## Meditation

Jon Kabat Zinn, a doctor who pioneered the use of mindfulness meditation therapy for patients with chronic pain, has argued that it is not pain itself that is harmful to our mental health, rather, it is the way we react to pain. When we react to pain with irritation, frustration, and self-pity, more pain is generated, and we enter a never ending spiral of painful thoughts and sensations.

In order to disrupt the domino effect caused by reacting to pain with pain, Kabat Zinn and other proponents of mindfulness meditation therapy have suggested reacting to pain through nonjudgmental contemplation and acceptance. By practicing meditation on a daily basis and getting used to the habit of paying attention to the sensations generated by our body (including the painful ones and by observing these sensations nonjudgmentally and with compassion) our brain develops the habit of reacting to pain with grace and patience.

When you find yourself thinking about a recent breakup or a recent rejection, close your eyes and pay attention to the sensations produced by your body. Take deep breaths and as you are feeling the sensations produced by your body, distance yourself from them, and observe them without judgment and with compassion. If your brain starts wandering and gets distracted, gently bring back your compassionate nonjudgmental attention to your body. Try to do this exercise for one minute and gradually increase its duration.

With consistent practice, nonjudgmental acceptance will become our default reaction to breakups, rejections, and other disappointments that we experience in life. Every rejection and every breakup teaches us great lessons about relationships and about ourselves.

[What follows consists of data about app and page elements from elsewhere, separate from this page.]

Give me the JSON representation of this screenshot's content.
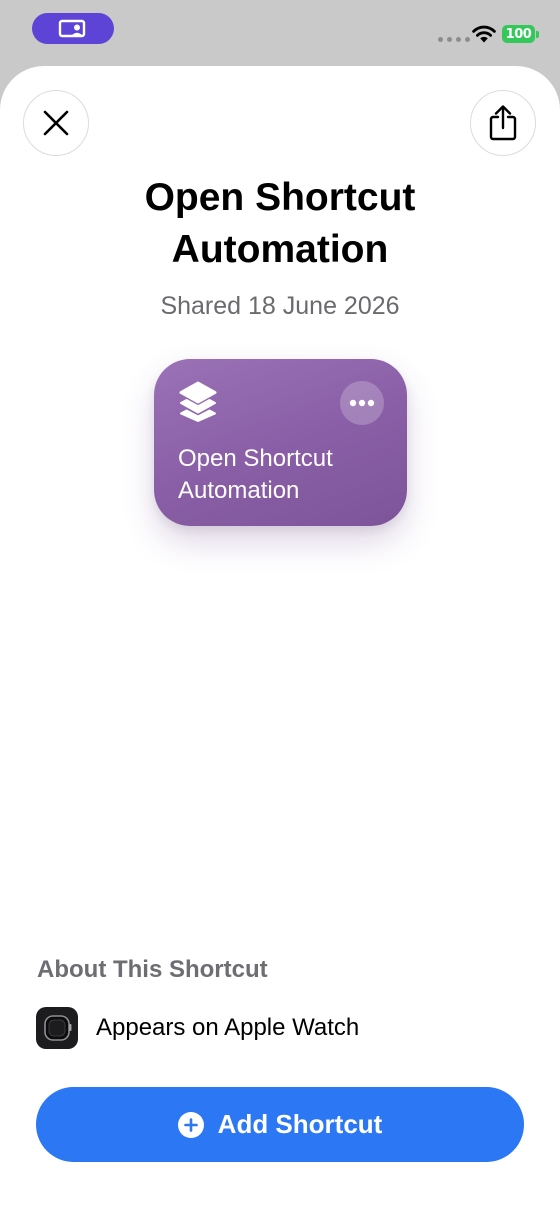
{
  "colors": {
    "screen_pill": "#5d44d6",
    "battery_fill": "#34c759",
    "card_gradient_top": "#9a72b6",
    "card_gradient_bottom": "#7d5499",
    "add_button": "#2b77f4"
  },
  "status_bar": {
    "battery_level": "100",
    "icons": [
      "screen-sharing-icon",
      "signal-dots-icon",
      "wifi-icon",
      "battery-icon"
    ]
  },
  "sheet": {
    "close_icon": "close-icon",
    "share_icon": "share-icon",
    "title": "Open Shortcut Automation",
    "shared_date": "Shared 18 June 2026"
  },
  "card": {
    "icon": "layers-icon",
    "more_icon": "ellipsis-icon",
    "name": "Open Shortcut Automation"
  },
  "about": {
    "heading": "About This Shortcut",
    "rows": [
      {
        "icon": "apple-watch-icon",
        "text": "Appears on Apple Watch"
      }
    ]
  },
  "add_button": {
    "icon": "plus-circle-icon",
    "label": "Add Shortcut"
  }
}
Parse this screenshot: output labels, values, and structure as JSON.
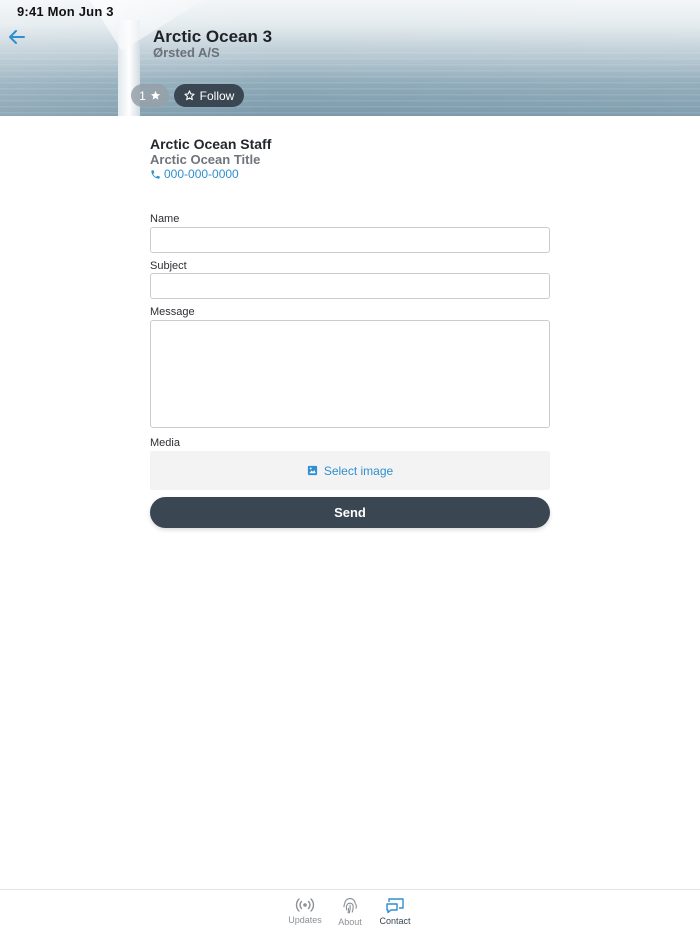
{
  "status_bar": {
    "time": "9:41 Mon Jun 3"
  },
  "header": {
    "title": "Arctic Ocean 3",
    "subtitle": "Ørsted A/S",
    "rating_count": "1",
    "follow_label": "Follow",
    "back_icon": "arrow-left-icon"
  },
  "contact": {
    "name": "Arctic Ocean Staff",
    "title": "Arctic Ocean Title",
    "phone": "000-000-0000",
    "phone_icon": "phone-icon"
  },
  "form": {
    "name_label": "Name",
    "name_value": "",
    "subject_label": "Subject",
    "subject_value": "",
    "message_label": "Message",
    "message_value": "",
    "media_label": "Media",
    "select_image_label": "Select image",
    "send_label": "Send"
  },
  "tabs": [
    {
      "label": "Updates",
      "icon": "broadcast-icon",
      "active": false
    },
    {
      "label": "About",
      "icon": "fingerprint-icon",
      "active": false
    },
    {
      "label": "Contact",
      "icon": "chat-screen-icon",
      "active": true
    }
  ],
  "colors": {
    "accent": "#2f8fcf",
    "primary_dark": "#3a4651",
    "text": "#2c2f33",
    "muted": "#8c9196"
  }
}
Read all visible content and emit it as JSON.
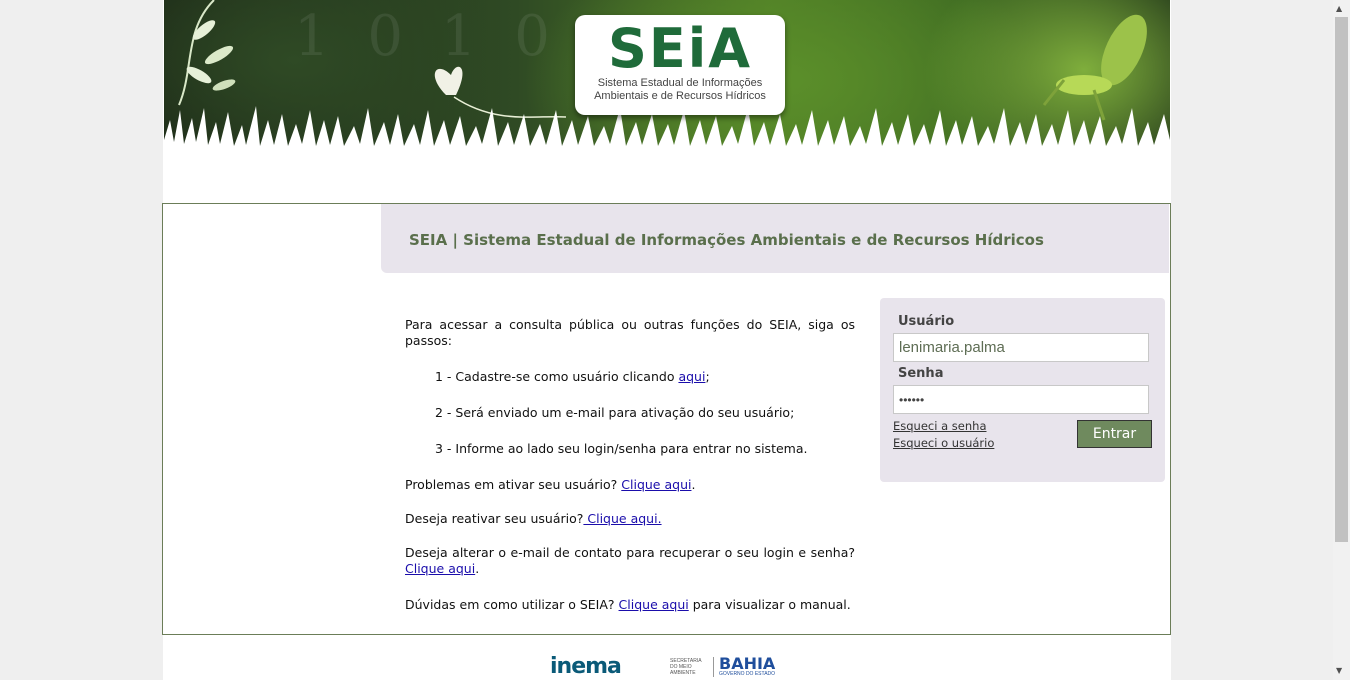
{
  "header": {
    "logo_text": "SEiA",
    "logo_subtitle_line1": "Sistema Estadual de Informações",
    "logo_subtitle_line2": "Ambientais e de Recursos Hídricos"
  },
  "main": {
    "title": "SEIA | Sistema Estadual de Informações Ambientais e de Recursos Hídricos",
    "intro": "Para acessar a consulta pública ou outras funções do SEIA, siga os passos:",
    "step1_text": "1 - Cadastre-se como usuário clicando ",
    "step1_link": "aqui",
    "step1_end": ";",
    "step2_text": "2 - Será enviado um e-mail para ativação do seu usuário;",
    "step3_text": "3 - Informe ao lado seu login/senha para entrar no sistema.",
    "problems_text": "Problemas em ativar seu usuário? ",
    "problems_link": "Clique aqui",
    "problems_end": ".",
    "reactivate_text": "Deseja reativar seu usuário?",
    "reactivate_link": " Clique aqui.",
    "email_text": "Deseja alterar o e-mail de contato para recuperar o seu login e senha? ",
    "email_link": "Clique aqui",
    "email_end": ".",
    "doubts_text": "Dúvidas em como utilizar o SEIA? ",
    "doubts_link": "Clique aqui",
    "doubts_end": " para visualizar o manual."
  },
  "login": {
    "user_label": "Usuário",
    "user_value": "lenimaria.palma",
    "password_label": "Senha",
    "password_value": "••••••",
    "forgot_password": "Esqueci a senha",
    "forgot_user": "Esqueci o usuário",
    "submit_label": "Entrar"
  },
  "footer": {
    "inema_logo": "inema",
    "secretaria_text": "SECRETARIA DO MEIO AMBIENTE",
    "bahia_logo": "BAHIA",
    "bahia_sub": "GOVERNO DO ESTADO"
  },
  "colors": {
    "accent_green": "#6f8a5e",
    "title_green": "#5a6f4c",
    "panel_bg": "#e8e4ec",
    "link": "#1a0dab"
  },
  "icons": [
    "butterfly-icon",
    "leaf-icon",
    "grasshopper-icon",
    "scroll-up-arrow-icon",
    "scroll-down-arrow-icon"
  ]
}
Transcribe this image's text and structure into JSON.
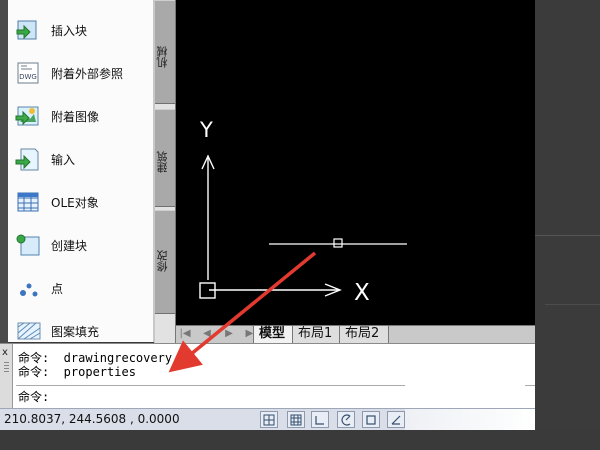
{
  "palette": {
    "items": [
      {
        "label": "插入块",
        "icon": "insert-block-icon"
      },
      {
        "label": "附着外部参照",
        "icon": "dwg-reference-icon"
      },
      {
        "label": "附着图像",
        "icon": "image-icon"
      },
      {
        "label": "输入",
        "icon": "import-icon"
      },
      {
        "label": "OLE对象",
        "icon": "ole-object-icon"
      },
      {
        "label": "创建块",
        "icon": "create-block-icon"
      },
      {
        "label": "点",
        "icon": "point-icon"
      },
      {
        "label": "图案填充",
        "icon": "hatch-icon"
      }
    ],
    "dwg_icon_text": "DWG"
  },
  "side_tabs": {
    "tab1": "机械",
    "tab2": "建筑",
    "tab3": "修改"
  },
  "drawing": {
    "x_axis_label": "X",
    "y_axis_label": "Y",
    "background": "#000000",
    "line_color": "#ffffff",
    "arrow_color": "#e23a2f"
  },
  "layout_tabs": {
    "nav_first": "|◀",
    "nav_prev": "◀",
    "nav_next": "▶",
    "nav_last": "▶|",
    "tabs": [
      "模型",
      "布局1",
      "布局2"
    ]
  },
  "command": {
    "close": "x",
    "line1": "命令:  drawingrecovery",
    "line2": "命令:  properties",
    "prompt": "命令:"
  },
  "status": {
    "coordinates": "210.8037,  244.5608 , 0.0000",
    "buttons": [
      "snap-icon",
      "grid-icon",
      "ortho-icon",
      "polar-icon",
      "osnap-icon",
      "otrack-icon"
    ]
  }
}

Featured photo credit: condesign via pixabay.com

## Reference

 [1] ^ US National Library of Medicine: Social rejection shares somatosensory representations with physical pain [2] ^ Daily Mail: Nursing a broken heart? How taking a paracetamol could dull the pain of rejection [3] ^ Mother For Life: Oxytocin’s Role [4] ^ Psychology Today: Facebook and Your Brain [5] ^ Alex Korb: The Upward Spiral